Provided that knowledge of ICP can be crucial for the successful management of patients in many sub-critical conditions, nICP estimation of ICP may be helpful when indications for invasive ICP monitoring are not met, and when it is not immediately available or even contraindicated. Several methods for nICP assessment have been described so far: transcranial Doppler ultrasonography (TCD) to measure cerebral blood flow velocity indices, skull vibrations, brain tissue resonance, or transcranial time of flight, venous ophthalmodynamometry, optic nerve sheath diameter assessment (ONSD), sensing tympanic membrane displacement (TMD), otoacoustic emissions, magnetic resonance imaging to estimate intracranial compliance, ultrasound-guided eyeball compression, and recordings of visual evoked potentials. These methods are better suited for one-point assessment of the instant value of ICP rather than continuous monitoring.
Transcranial Doppler ultrasonography (TCD) was first described by Aaslid and collaborators in 1982. Apart from having many clinical applications, TCD waveform analysis has been investigated as a technique for nICP estimation, and this could represent one of its most useful applications outside of the critical care environment.
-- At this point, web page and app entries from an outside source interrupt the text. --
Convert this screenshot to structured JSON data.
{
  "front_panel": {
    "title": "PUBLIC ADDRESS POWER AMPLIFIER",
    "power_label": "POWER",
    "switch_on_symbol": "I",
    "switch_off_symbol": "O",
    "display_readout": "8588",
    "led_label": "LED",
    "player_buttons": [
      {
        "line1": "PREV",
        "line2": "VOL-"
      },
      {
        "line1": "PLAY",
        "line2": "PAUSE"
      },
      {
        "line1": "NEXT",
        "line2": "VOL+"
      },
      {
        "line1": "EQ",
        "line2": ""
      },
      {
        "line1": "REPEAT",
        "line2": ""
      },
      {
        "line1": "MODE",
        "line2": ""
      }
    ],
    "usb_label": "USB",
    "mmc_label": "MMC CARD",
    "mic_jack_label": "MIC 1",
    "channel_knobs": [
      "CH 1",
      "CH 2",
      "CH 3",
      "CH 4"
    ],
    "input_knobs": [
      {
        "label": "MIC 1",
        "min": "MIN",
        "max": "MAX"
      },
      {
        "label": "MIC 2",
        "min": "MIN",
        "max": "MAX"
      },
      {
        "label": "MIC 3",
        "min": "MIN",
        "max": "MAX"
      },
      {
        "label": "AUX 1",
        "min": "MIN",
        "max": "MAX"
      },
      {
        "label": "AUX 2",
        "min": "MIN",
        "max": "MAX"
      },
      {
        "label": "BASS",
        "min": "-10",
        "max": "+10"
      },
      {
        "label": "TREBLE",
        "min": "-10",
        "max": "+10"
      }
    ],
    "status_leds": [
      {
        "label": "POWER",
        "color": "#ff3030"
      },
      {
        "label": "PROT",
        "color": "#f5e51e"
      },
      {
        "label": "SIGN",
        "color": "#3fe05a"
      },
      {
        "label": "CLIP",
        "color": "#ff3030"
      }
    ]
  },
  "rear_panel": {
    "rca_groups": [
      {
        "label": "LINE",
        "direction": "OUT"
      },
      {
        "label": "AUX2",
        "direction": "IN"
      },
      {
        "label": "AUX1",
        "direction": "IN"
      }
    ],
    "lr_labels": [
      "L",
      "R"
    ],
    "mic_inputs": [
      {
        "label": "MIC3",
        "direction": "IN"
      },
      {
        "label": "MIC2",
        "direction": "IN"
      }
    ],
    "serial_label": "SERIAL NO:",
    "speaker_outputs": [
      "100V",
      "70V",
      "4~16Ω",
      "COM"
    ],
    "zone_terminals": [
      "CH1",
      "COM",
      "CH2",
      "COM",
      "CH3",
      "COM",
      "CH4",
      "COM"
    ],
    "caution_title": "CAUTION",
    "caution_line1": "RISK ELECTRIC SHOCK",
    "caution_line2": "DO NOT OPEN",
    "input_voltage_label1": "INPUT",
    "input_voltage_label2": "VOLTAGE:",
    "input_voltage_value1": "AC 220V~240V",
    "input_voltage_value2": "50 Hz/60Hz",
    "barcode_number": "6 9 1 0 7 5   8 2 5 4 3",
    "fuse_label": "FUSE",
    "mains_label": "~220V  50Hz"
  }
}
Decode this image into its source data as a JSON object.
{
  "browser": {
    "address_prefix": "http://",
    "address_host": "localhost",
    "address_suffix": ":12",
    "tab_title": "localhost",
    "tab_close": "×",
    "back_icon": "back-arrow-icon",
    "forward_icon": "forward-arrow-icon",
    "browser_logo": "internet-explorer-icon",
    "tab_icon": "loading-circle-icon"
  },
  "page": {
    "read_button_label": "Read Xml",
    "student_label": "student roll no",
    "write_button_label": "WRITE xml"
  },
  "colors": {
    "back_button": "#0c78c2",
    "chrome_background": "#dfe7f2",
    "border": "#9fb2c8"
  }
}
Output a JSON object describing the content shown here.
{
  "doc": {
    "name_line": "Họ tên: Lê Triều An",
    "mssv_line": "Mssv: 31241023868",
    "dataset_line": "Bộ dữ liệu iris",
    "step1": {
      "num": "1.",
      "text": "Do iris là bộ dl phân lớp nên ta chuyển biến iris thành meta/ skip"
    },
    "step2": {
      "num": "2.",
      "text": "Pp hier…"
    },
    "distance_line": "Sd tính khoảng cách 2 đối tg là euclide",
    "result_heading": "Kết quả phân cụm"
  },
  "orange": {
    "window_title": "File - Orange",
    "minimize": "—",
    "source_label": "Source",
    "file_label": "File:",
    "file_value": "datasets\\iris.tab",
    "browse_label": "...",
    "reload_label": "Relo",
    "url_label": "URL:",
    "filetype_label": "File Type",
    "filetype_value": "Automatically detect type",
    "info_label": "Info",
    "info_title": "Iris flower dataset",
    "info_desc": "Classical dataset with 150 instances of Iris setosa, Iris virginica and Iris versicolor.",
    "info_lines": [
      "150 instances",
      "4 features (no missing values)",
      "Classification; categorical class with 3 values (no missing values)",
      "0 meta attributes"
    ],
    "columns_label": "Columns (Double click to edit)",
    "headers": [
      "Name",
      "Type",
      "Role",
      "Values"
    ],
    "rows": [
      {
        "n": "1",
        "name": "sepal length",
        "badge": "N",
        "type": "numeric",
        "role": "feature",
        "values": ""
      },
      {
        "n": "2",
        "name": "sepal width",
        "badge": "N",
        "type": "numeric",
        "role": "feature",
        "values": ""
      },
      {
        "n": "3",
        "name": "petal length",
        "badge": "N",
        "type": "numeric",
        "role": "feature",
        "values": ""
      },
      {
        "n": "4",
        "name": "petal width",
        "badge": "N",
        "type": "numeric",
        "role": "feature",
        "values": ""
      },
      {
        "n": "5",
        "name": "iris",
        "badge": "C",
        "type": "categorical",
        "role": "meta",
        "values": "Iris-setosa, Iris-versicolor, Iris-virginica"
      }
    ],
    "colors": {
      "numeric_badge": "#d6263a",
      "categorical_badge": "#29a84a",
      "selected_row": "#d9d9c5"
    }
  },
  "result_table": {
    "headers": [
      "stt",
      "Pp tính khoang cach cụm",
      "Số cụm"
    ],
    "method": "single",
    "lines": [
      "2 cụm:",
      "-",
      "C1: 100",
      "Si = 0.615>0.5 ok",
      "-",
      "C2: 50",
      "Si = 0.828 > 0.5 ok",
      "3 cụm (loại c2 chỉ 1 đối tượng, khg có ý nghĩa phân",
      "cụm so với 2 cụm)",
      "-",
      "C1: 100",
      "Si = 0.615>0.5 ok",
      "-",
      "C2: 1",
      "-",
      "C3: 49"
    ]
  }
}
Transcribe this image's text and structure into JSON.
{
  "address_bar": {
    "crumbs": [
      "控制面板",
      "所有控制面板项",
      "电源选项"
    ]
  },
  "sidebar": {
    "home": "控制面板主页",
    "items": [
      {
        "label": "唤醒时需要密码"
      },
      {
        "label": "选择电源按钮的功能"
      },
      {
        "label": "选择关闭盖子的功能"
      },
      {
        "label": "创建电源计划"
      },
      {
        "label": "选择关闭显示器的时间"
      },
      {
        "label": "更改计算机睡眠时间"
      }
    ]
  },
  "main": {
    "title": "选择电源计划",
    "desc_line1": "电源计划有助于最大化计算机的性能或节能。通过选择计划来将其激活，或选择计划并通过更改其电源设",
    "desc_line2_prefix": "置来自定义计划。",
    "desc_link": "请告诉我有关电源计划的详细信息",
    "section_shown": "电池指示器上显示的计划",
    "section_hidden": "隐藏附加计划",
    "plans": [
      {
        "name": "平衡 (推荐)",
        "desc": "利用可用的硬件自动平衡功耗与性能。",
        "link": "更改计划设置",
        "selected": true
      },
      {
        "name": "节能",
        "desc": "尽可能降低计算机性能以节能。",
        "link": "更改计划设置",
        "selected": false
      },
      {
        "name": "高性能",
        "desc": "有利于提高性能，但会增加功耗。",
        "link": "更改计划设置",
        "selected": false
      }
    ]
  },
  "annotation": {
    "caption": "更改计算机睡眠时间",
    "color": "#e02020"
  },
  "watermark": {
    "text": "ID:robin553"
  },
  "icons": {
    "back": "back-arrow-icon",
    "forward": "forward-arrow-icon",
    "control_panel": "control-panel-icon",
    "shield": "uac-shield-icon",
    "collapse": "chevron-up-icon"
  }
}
It is conceivable if one considers that increased ICP could affect the waveform of blood flow velocity in major cerebral vessels which have compliant walls.
With ICM+, it is possible to monitor nICP in real time using TCD. TCD-based nICP methods are mainly based on approximate semi-quantitative relationships between cerebrovascular dynamics and ICP. They can be divided into three categories: I) methods based on the TCD-derived pulsatility index, II) methods based on the calculation of non-invasive cerebral perfusion pressure (nCPP), and III) methods based on mathematical models.
Some examples are depicted in this page.